Defining and reaching consensus on web standards is a daunting task indeed. Trying to get the entire internet community to concur on new standards may be best compared to the time honored cliche of “trying to herd cats”.Every developer has their own ideas on the “right” way to do things, compounded by how the customer wants them done. Not to be ignored, is how the site visitors want the site to work. Everybody has their own vested interest. The visitors just want the site to be as user friendly as possible, whereas the customer wants the site to be supportable. Finally, the developer…well, he wants to reduce the amount and complexity of the code. Expecting the community to be able to bring those three distinct interests in line to establish unified standards is to expect the unreasonable.
What's the difference?
Accordingly, there is no surprise that we have two competing standards vying for support in the next generation of HTML
standards. According to some analysis
by Adriaan de Jonge, the standards take two separate approaches at improving structure issues in the current standards. For instance, the W3C’s new XHTML v2
standard works to further establish the separation
between content and presentation, whereas the WHATWG
’s HTML v5
approach investigated how HTML is used today, and tried to make it simpler for the average web developer.
Disclaimer: I’m Not a Web Developer
I don’t even play one on the TV. But, as an architect that’s rather passionate about standards compliance, this was of interest to me. Are the two ideals so mutually exclusive that it’s not possible to bring them together as one? Simplification of code, it would seem to me, would be in the best interest of the developers as well as their corporate customers. The less time necessary to ascertain what the code is doing and how it is doing it, the better for the developer. And for the customer…well, time is money, as they say. But, couldn’t it be argued that the W3C could simplify code, in part, by an effective definition of code structure?
Flexibility or Fragmentation?
If we can’t agree on a standard, the parents of the common browsers are going to have to determine which code standards they are going to support. Because the browsers are going to have decisions to make on supportability, the likelihood is strong that the acceptance of standards will be inconsistent. If the standards adopted by the browsers are inconsistent, the developers are going to have to spend more time working on debugging and browser compatibility. In the absence of that debugging and browser compatibility testing, the haphazard standards adherence will result in a degraded user experience. And let’s be honest. If it wasn’t for visitors, we would have a reason to publish that material. The developers, customers, and user community can not exist without one another.
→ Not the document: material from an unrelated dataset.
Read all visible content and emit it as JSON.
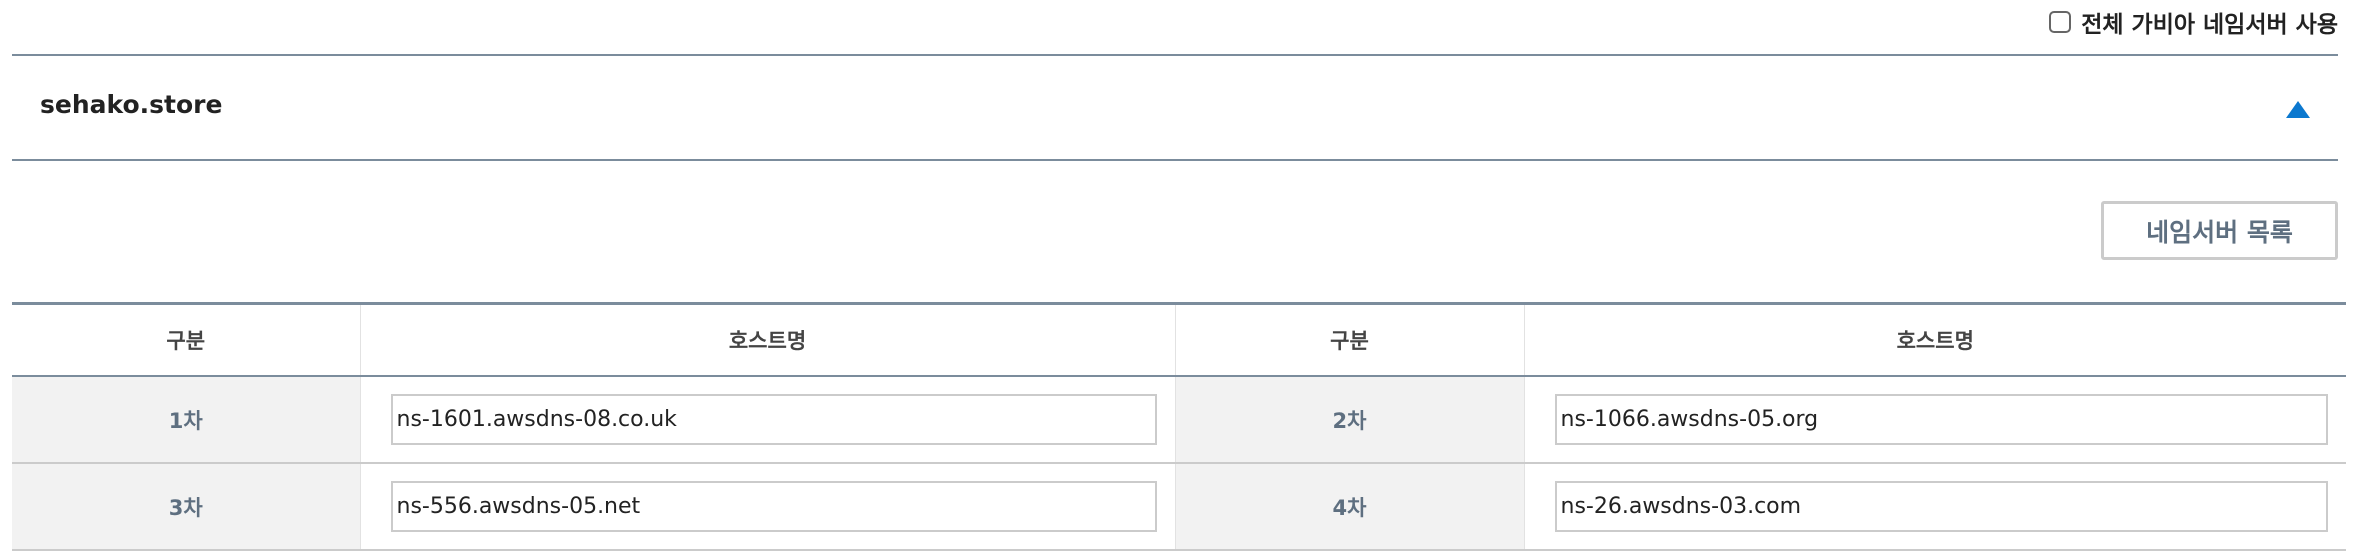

If everyone remains cognizant of that, maybe we can move back toward a single, universal standard. Because, though I’m not a developer, it would seem to me the HTML standard should be agreed upon AS a standard before becoming one.